Rob “Problak” Gibbs honed his spray-painting skills as a teenager at Roxbury’s Madison Park Vocational High School (class of 1995). He used nearby corners to practice the curves, colors, and motifs that now dominate the murals he’s painted throughout Boston.
Years later, his new commission for the Museum of Fine Arts has brought Gibbs back to festoon the exterior walls of his alma mater.
“Breathe Life 2” is a towering, four-wall depiction of a young Black girl, the same girl who sits on the shoulders of her brother in “Breathe Life 3,” the Roxbury mural Gibbs completed last summer. (The original ”Breathe Life” depicts the boy alone and stands on Blue Hill Ave.) With the new mural, Gibbs pictures the girl blowing a large bubble — a trail of inspiring papers and books flies from her backpack, a clustered galaxy of stars and nebulae lives in her hair.

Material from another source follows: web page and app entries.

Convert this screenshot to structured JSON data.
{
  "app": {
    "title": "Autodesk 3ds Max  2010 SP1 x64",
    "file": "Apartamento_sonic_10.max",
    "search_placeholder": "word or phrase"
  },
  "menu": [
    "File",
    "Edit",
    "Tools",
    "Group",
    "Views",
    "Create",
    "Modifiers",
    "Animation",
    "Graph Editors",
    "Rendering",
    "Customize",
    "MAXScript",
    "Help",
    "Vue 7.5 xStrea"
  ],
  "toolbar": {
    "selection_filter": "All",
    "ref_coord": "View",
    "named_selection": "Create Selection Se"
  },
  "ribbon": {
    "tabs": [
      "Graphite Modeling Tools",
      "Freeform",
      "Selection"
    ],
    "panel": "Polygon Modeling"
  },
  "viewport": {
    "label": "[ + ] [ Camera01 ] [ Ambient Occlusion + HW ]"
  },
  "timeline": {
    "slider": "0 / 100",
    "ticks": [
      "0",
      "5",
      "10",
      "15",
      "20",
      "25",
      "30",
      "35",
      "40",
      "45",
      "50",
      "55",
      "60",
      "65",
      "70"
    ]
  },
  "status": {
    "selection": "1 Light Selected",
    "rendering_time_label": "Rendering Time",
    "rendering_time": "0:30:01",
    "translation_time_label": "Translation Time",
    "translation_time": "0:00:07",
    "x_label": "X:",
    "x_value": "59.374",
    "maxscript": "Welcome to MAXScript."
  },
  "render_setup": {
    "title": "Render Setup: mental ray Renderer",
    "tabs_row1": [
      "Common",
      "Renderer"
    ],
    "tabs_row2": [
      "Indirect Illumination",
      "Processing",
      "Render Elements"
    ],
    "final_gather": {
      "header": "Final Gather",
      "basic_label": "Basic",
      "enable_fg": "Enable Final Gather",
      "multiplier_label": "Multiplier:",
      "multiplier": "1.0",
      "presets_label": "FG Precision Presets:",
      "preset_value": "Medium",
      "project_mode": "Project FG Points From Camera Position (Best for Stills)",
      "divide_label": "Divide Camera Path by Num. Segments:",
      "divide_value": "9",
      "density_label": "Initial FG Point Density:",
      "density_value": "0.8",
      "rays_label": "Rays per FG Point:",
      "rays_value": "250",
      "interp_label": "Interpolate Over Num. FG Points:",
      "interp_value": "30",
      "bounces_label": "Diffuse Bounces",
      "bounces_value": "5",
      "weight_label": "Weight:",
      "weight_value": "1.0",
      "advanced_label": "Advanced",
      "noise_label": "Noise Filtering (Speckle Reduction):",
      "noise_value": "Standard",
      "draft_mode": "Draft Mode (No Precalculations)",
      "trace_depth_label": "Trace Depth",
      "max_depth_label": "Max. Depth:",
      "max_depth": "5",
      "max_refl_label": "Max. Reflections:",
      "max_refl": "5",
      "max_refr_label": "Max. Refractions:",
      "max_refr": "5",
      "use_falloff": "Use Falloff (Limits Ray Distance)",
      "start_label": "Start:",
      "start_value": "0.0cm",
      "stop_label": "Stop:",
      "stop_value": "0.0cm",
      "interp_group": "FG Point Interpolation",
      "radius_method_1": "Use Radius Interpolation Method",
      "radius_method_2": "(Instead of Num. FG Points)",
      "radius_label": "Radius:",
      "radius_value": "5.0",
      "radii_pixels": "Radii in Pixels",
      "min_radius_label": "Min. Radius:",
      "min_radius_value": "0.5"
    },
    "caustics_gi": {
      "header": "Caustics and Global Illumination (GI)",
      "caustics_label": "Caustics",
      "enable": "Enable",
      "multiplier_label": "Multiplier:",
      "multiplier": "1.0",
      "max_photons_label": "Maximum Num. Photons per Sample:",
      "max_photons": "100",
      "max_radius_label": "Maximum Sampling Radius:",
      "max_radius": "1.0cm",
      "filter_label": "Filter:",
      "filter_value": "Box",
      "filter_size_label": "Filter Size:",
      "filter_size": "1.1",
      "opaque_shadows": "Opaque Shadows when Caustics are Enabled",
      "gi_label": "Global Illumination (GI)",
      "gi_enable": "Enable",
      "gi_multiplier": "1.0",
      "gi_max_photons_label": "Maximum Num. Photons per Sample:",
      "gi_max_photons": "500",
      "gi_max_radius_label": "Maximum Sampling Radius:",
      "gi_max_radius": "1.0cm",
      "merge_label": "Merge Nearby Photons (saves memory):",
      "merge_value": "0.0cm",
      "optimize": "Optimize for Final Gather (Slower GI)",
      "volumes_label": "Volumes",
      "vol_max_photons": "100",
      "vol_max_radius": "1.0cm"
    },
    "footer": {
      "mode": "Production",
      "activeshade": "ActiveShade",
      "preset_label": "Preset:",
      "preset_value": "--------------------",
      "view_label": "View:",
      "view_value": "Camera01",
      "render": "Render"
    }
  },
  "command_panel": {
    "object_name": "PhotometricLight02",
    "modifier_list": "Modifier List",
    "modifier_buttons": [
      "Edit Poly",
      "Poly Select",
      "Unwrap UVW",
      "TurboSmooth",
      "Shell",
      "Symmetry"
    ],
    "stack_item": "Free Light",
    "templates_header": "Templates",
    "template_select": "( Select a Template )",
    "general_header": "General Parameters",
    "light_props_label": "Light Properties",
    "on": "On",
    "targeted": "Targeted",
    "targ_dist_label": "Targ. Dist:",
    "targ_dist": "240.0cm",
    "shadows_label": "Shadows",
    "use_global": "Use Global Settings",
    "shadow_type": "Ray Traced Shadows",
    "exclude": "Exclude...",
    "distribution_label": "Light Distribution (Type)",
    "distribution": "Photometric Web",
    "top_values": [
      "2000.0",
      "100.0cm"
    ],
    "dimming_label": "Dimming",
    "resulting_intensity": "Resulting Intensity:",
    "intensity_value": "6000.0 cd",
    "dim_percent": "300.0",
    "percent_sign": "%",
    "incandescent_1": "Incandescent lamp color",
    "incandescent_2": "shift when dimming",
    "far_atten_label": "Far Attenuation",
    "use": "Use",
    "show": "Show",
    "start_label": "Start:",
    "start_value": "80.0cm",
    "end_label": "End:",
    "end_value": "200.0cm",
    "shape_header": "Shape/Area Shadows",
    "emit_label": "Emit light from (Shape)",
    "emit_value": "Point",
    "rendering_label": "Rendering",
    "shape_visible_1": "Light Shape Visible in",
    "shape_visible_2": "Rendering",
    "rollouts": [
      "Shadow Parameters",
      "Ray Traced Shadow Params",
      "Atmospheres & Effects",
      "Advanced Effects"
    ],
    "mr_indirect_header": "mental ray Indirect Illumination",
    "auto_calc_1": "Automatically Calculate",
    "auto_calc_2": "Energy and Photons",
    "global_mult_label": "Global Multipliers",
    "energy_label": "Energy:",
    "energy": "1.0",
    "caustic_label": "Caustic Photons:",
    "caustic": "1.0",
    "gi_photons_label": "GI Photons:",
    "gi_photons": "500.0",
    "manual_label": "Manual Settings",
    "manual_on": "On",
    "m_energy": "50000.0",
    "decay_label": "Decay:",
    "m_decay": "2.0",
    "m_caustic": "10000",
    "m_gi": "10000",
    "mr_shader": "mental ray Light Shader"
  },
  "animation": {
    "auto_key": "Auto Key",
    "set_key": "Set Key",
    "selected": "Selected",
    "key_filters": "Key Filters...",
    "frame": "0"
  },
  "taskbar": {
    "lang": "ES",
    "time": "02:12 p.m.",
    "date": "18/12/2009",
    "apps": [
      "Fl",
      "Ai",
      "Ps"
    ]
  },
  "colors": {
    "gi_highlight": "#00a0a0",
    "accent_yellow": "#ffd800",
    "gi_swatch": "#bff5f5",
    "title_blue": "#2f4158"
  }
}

Because of its size and stature, the completed mural will be visible for miles, including from the nearby police station and Ruggles MBTA stop. It’ll also be a landmark Madison Park students pass each and every day — a reminder of Black joy, talent, and togetherness.
“The school is a goldmine because there are a whole lot of murals and graffiti there already,” said Gibbs, who previously painted a number of smaller works on the campus. “To do something of this size, scale, magnitude, visibility — it feels good.”
It should remind Black children and the community at large what they are capable of accomplishing, Gibbs said. “It’s my PSA without standing on a soapbox, It’s a reminder to breathe life into a situation because it’s so easy to focus on the negative things that are said. Instead of talking trash, why don’t you breathe life?”
The bubble represents the challenges that may lie ahead. “People want to touch it, they want to pop it,” Gibbs said.
The mural was commissioned in conjunction with the MFA’s “Writing the Future: Basquiat and the Hip-Hop Generation” exhibition. After opening virtually on April 3, the show takes audiences through pieces from the post-1980s graffiti movement, including multiple works from Jean-Michel Basquiat himself. The online exhibition includes a walking tour of Boston street art, courtesy of a map crafted by Gibbs and fellow artist-in-resident Rob Stull. (Stull is responsible for the drawings that hang in the exhibition’s exit lobby as a tribute to its featured artists. The drawings will be ready to greet visitors when the museum reopens.)
MFA Chief of Learning and Community Engagement Makeeba McCreary said she immediately thought of Gibbs when the idea for a public art piece was conceived last summer. “I was so convinced he was someone who should be part of the MFA for this project,” she said. “It came together in a perfect way.”
Organizers scheduled the painting process for April, but it was delayed by COVID-19 and began instead on June 15. Gibbs estimates the mural will take another month to finish.
Of all the special projects planned for the museum’s 150th anniversary, Gibbs’s mural is the only one to survive. Others were slashed due to financial and logistical obstacles.
But Gibbs’s piece proved an important — and feasible — effort to salvage because of its community involvement and impact, McCreary said. What’s more, the finished product will live in the neighborhood brimming with people of color who often feel left out from museum culture.
Two roundtable discussions about the mural included Madison Park students and teenagers from Artists for Humanity, the nonprofit Gibbs cofounded in 1991. Boston-based Beyond MEASURE Productions also created a documentary for the MFA titled “Co-Sign,” detailing Gibbs’s and Stull’s artistic influences.
In the days ahead, residents can also go watch Gibbs work on the mural under the summer sun. He said he takes occasional breaks and speaks with passersby while adapting the mural to the moment, to what he is feeling and thinking. “I can’t give a percent on how much is done,” he said. “I let the wall tell me what’s next and then push it as far as I can go.”
McCreary said the mural will pay tribute to important storytellers and artists of color who went unacknowledged in their time — and ensure that the same doesn’t happen to Gibbs. “The Rob Gibbs of the world shouldn’t have to wait to be acknowledged by these institutions.”
Diti Kohli can be reached at email@example.com. Follow her on Twitter at @ditikohli_